I wonder what each study participant's definition of "interruption" is. Are they referring to the frequency that they received and read emails, answered phone calls, or spoke to a co-worker who stopped by to ask a question? Do they consider each instant message an interruption?

This article reminded me of another that I read called "The Multitasking Generation" in the March, 2006 edition of Time magazine. The piece described the results from studies done by David E. Meyer, director of the Brain, Cognitive, and Action Laboratory at the University of Michigan. He found that "when people try to perform two or more related tasks either at the same time or alternating rapidly between them, errors go way up, and it takes far longer--often double the time or more--to get the jobs done than if they were done sequentially. " Seems to me that answering instant messages while performing other job duties would qualify as "trying to perform two or more related tasks."

As we often see, two different research studies can show two very different results. IMing may reduce the total amount of time a single communication may take, but I question whether it reduces the total quantity of interruptions. Also, the number of in-person interruptions may be decreased by IMing, but does this reduce the number of times per day one's attention is pulled away from the task at hand?

I rarely participate in IMing because I personally enjoy getting absorbed in a task, and I find it a bit difficult to get back into the zone once I'm interrupted.

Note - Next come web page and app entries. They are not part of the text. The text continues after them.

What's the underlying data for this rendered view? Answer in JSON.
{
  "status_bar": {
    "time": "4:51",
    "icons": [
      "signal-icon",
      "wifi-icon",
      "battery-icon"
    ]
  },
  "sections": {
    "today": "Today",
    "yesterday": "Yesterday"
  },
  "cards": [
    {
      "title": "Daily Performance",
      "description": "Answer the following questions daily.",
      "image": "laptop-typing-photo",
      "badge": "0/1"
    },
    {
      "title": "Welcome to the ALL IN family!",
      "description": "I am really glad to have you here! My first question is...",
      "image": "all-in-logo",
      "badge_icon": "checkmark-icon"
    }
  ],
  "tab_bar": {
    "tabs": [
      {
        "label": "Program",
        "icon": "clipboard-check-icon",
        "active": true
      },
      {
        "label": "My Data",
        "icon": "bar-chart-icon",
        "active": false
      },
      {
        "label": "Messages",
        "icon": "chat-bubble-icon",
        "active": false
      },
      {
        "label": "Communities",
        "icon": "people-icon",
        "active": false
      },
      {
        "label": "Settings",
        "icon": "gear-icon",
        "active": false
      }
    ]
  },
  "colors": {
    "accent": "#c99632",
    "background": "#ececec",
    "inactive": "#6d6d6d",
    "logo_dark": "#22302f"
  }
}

What about you? Do you find IMing helps or hurts your productivity?